Highlights saved before July 30, 2012 will not be displayed on their respective source pages.

You can easily re-create the highlights by opening the book page or article, selecting the text, and clicking “Highlight.”

Citations (0)
Some of your citations are legacy items.

Any citation created before July 30, 2012 will labeled as a “Cited page.” New citations will be saved as cited passages, pages or articles.

We also added the ability to view new citations from your projects or the book or article where you created them.

Notes (0)
Bookmarks (0)

You have no saved items from this article

Project items include:
  • Saved book/article
  • Highlights
  • Quotes/citations
  • Notes
  • Bookmarks
Notes
Cite this article

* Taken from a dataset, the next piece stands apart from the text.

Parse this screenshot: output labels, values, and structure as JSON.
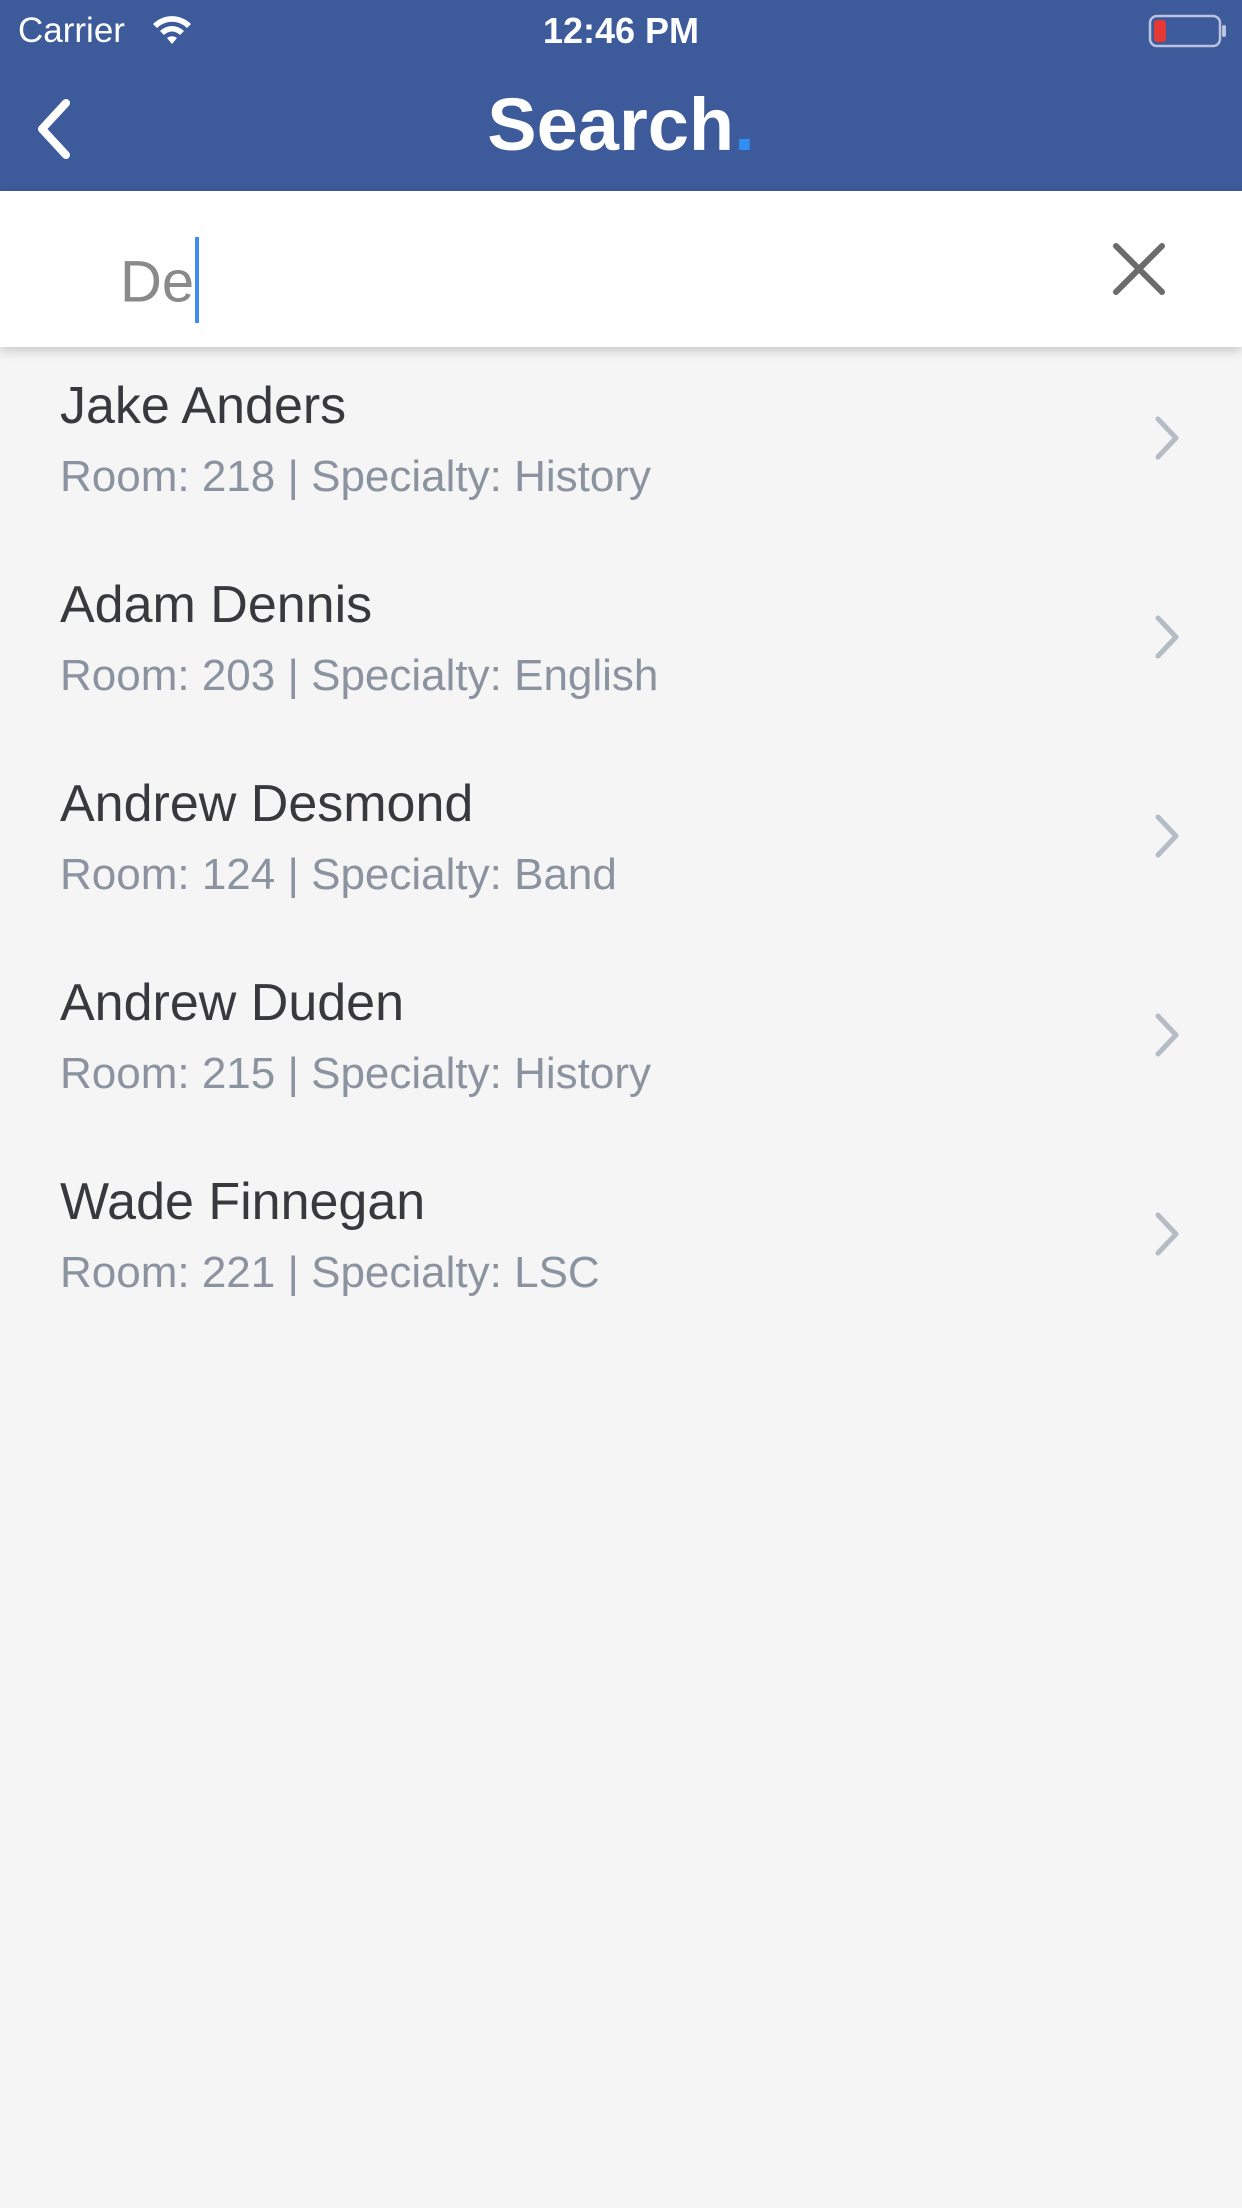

Cited article

Style
Citations are available only to our active members.
Buy instant access to cite pages or passages in MLA, APA and Chicago citation styles.

(Einhorn, 1992, p. 25)

(Einhorn 25)

1. Lois J. Einhorn, Abraham Lincoln, the Orator: Penetrating the Lincoln Legend (Westport, CT: Greenwood Press, 1992), 25, http://www.questia.com/read/27419298.

Cited article

Chronos 1.1 (Tom Snyder Productions' Timeline and Presentation Tool) (Software Review) (Picks of the Month) (Evaluation)
Settings

Settings

Typeface
Text size Smaller Larger Reset View mode
Search within

Search within this article

Look up

Look up a word

  • Dictionary
  • Thesaurus
Please submit a word or phrase above.
Print this page

Print this page

Why can't I print more than one page at a time?

Help
Full screen

matching results for page

    Questia reader help

    How to highlight and cite specific passages

    1. Click or tap the first word you want to select.
    2. Click or tap the last word you want to select, and you’ll see everything in between get selected.
    3. You’ll then get a menu of options like creating a highlight or a citation from that passage of text.

    OK, got it!

    Cited passage

    Style
    Citations are available only to our active members.
    Buy instant access to cite pages or passages in MLA, APA and Chicago citation styles.

    "Portraying himself as an honest, ordinary person helped Lincoln identify with his audiences." (Einhorn, 1992, p. 25).

    "Portraying himself as an honest, ordinary person helped Lincoln identify with his audiences." (Einhorn 25)

    "Portraying himself as an honest, ordinary person helped Lincoln identify with his audiences."1

    1. Lois J. Einhorn, Abraham Lincoln, the Orator: Penetrating the Lincoln Legend (Westport, CT: Greenwood Press, 1992), 25, http://www.questia.com/read/27419298.

    Cited passage

    Thanks for trying Questia!

    Please continue trying out our research tools, but please note, full functionality is available only to our active members.

    Your work will be lost once you leave this Web page.

    Buy instant access to save your work.

    Already a member? Log in now.

    Author Advanced search

    Oops!

    An unknown error has occurred. Please click the button below to reload the page. If the problem persists, please try again in a little while.